=== TASK INPUT ===
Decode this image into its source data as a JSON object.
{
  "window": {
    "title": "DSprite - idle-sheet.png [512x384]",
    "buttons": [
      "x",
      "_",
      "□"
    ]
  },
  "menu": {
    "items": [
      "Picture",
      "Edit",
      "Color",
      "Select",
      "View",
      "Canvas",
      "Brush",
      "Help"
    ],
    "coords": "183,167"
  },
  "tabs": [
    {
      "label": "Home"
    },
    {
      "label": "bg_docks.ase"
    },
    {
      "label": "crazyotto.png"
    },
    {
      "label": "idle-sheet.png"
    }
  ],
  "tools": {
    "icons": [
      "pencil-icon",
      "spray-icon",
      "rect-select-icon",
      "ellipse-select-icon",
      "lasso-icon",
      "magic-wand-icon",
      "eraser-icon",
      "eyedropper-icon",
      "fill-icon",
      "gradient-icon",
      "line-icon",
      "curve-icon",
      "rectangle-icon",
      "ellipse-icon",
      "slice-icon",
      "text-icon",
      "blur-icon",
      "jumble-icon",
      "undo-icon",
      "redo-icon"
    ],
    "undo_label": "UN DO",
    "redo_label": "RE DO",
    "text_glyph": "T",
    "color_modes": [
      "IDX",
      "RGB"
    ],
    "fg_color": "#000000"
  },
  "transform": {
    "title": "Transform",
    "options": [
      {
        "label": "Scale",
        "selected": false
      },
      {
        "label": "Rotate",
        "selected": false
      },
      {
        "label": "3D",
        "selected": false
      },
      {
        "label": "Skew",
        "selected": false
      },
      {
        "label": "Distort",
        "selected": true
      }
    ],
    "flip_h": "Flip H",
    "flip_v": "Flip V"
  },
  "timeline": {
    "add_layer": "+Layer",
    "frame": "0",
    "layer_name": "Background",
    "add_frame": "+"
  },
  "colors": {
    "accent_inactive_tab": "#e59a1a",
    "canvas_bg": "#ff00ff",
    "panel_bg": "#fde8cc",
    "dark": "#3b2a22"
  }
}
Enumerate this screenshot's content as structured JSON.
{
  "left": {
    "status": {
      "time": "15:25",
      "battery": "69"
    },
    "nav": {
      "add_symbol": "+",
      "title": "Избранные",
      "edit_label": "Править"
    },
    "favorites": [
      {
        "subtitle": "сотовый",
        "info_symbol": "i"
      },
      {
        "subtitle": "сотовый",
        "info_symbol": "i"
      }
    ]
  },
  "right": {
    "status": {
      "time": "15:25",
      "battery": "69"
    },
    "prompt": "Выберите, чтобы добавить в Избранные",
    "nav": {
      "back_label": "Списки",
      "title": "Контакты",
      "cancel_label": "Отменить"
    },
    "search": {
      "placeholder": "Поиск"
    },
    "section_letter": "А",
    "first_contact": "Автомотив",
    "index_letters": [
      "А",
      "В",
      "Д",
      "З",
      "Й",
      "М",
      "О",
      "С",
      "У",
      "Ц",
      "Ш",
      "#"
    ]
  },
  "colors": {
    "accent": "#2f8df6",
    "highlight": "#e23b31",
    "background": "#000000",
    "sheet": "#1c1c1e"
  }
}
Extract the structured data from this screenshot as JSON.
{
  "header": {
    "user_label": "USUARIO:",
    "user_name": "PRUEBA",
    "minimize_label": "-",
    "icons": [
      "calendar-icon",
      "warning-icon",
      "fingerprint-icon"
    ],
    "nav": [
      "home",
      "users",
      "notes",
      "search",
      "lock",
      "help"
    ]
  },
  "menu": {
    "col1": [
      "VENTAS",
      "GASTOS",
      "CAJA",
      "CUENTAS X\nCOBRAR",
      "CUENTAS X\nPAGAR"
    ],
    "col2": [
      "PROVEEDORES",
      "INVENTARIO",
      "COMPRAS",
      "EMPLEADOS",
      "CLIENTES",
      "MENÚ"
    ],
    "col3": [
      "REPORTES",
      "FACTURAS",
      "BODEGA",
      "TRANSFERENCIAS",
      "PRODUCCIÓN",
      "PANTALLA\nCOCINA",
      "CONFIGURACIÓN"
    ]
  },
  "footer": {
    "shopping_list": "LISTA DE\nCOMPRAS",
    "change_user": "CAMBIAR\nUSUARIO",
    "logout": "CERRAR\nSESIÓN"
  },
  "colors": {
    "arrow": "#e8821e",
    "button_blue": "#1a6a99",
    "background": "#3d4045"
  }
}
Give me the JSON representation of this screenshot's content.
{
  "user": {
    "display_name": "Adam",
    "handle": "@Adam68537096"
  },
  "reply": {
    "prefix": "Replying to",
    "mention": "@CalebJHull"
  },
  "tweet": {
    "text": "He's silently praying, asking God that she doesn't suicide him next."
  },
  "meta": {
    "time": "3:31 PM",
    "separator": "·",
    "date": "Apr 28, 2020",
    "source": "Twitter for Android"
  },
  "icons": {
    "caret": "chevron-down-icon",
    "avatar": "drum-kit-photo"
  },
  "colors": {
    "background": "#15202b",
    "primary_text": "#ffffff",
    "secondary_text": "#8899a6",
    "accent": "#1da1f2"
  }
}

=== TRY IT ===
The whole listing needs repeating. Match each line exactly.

=== RESPONSE ===
Decode this image into its source data as a JSON object.
{
  "window": {
    "title": "DSprite - idle-sheet.png [512x384]",
    "buttons": [
      "x",
      "_",
      "□"
    ]
  },
  "menu": {
    "items": [
      "Picture",
      "Edit",
      "Color",
      "Select",
      "View",
      "Canvas",
      "Brush",
      "Help"
    ],
    "coords": "183,167"
  },
  "tabs": [
    {
      "label": "Home"
    },
    {
      "label": "bg_docks.ase"
    },
    {
      "label": "crazyotto.png"
    },
    {
      "label": "idle-sheet.png"
    }
  ],
  "tools": {
    "icons": [
      "pencil-icon",
      "spray-icon",
      "rect-select-icon",
      "ellipse-select-icon",
      "lasso-icon",
      "magic-wand-icon",
      "eraser-icon",
      "eyedropper-icon",
      "fill-icon",
      "gradient-icon",
      "line-icon",
      "curve-icon",
      "rectangle-icon",
      "ellipse-icon",
      "slice-icon",
      "text-icon",
      "blur-icon",
      "jumble-icon",
      "undo-icon",
      "redo-icon"
    ],
    "undo_label": "UN DO",
    "redo_label": "RE DO",
    "text_glyph": "T",
    "color_modes": [
      "IDX",
      "RGB"
    ],
    "fg_color": "#000000"
  },
  "transform": {
    "title": "Transform",
    "options": [
      {
        "label": "Scale",
        "selected": false
      },
      {
        "label": "Rotate",
        "selected": false
      },
      {
        "label": "3D",
        "selected": false
      },
      {
        "label": "Skew",
        "selected": false
      },
      {
        "label": "Distort",
        "selected": true
      }
    ],
    "flip_h": "Flip H",
    "flip_v": "Flip V"
  },
  "timeline": {
    "add_layer": "+Layer",
    "frame": "0",
    "layer_name": "Background",
    "add_frame": "+"
  },
  "colors": {
    "accent_inactive_tab": "#e59a1a",
    "canvas_bg": "#ff00ff",
    "panel_bg": "#fde8cc",
    "dark": "#3b2a22"
  }
}
Enumerate this screenshot's content as structured JSON.
{
  "left": {
    "status": {
      "time": "15:25",
      "battery": "69"
    },
    "nav": {
      "add_symbol": "+",
      "title": "Избранные",
      "edit_label": "Править"
    },
    "favorites": [
      {
        "subtitle": "сотовый",
        "info_symbol": "i"
      },
      {
        "subtitle": "сотовый",
        "info_symbol": "i"
      }
    ]
  },
  "right": {
    "status": {
      "time": "15:25",
      "battery": "69"
    },
    "prompt": "Выберите, чтобы добавить в Избранные",
    "nav": {
      "back_label": "Списки",
      "title": "Контакты",
      "cancel_label": "Отменить"
    },
    "search": {
      "placeholder": "Поиск"
    },
    "section_letter": "А",
    "first_contact": "Автомотив",
    "index_letters": [
      "А",
      "В",
      "Д",
      "З",
      "Й",
      "М",
      "О",
      "С",
      "У",
      "Ц",
      "Ш",
      "#"
    ]
  },
  "colors": {
    "accent": "#2f8df6",
    "highlight": "#e23b31",
    "background": "#000000",
    "sheet": "#1c1c1e"
  }
}
Extract the structured data from this screenshot as JSON.
{
  "header": {
    "user_label": "USUARIO:",
    "user_name": "PRUEBA",
    "minimize_label": "-",
    "icons": [
      "calendar-icon",
      "warning-icon",
      "fingerprint-icon"
    ],
    "nav": [
      "home",
      "users",
      "notes",
      "search",
      "lock",
      "help"
    ]
  },
  "menu": {
    "col1": [
      "VENTAS",
      "GASTOS",
      "CAJA",
      "CUENTAS X\nCOBRAR",
      "CUENTAS X\nPAGAR"
    ],
    "col2": [
      "PROVEEDORES",
      "INVENTARIO",
      "COMPRAS",
      "EMPLEADOS",
      "CLIENTES",
      "MENÚ"
    ],
    "col3": [
      "REPORTES",
      "FACTURAS",
      "BODEGA",
      "TRANSFERENCIAS",
      "PRODUCCIÓN",
      "PANTALLA\nCOCINA",
      "CONFIGURACIÓN"
    ]
  },
  "footer": {
    "shopping_list": "LISTA DE\nCOMPRAS",
    "change_user": "CAMBIAR\nUSUARIO",
    "logout": "CERRAR\nSESIÓN"
  },
  "colors": {
    "arrow": "#e8821e",
    "button_blue": "#1a6a99",
    "background": "#3d4045"
  }
}
Give me the JSON representation of this screenshot's content.
{
  "user": {
    "display_name": "Adam",
    "handle": "@Adam68537096"
  },
  "reply": {
    "prefix": "Replying to",
    "mention": "@CalebJHull"
  },
  "tweet": {
    "text": "He's silently praying, asking God that she doesn't suicide him next."
  },
  "meta": {
    "time": "3:31 PM",
    "separator": "·",
    "date": "Apr 28, 2020",
    "source": "Twitter for Android"
  },
  "icons": {
    "caret": "chevron-down-icon",
    "avatar": "drum-kit-photo"
  },
  "colors": {
    "background": "#15202b",
    "primary_text": "#ffffff",
    "secondary_text": "#8899a6",
    "accent": "#1da1f2"
  }
}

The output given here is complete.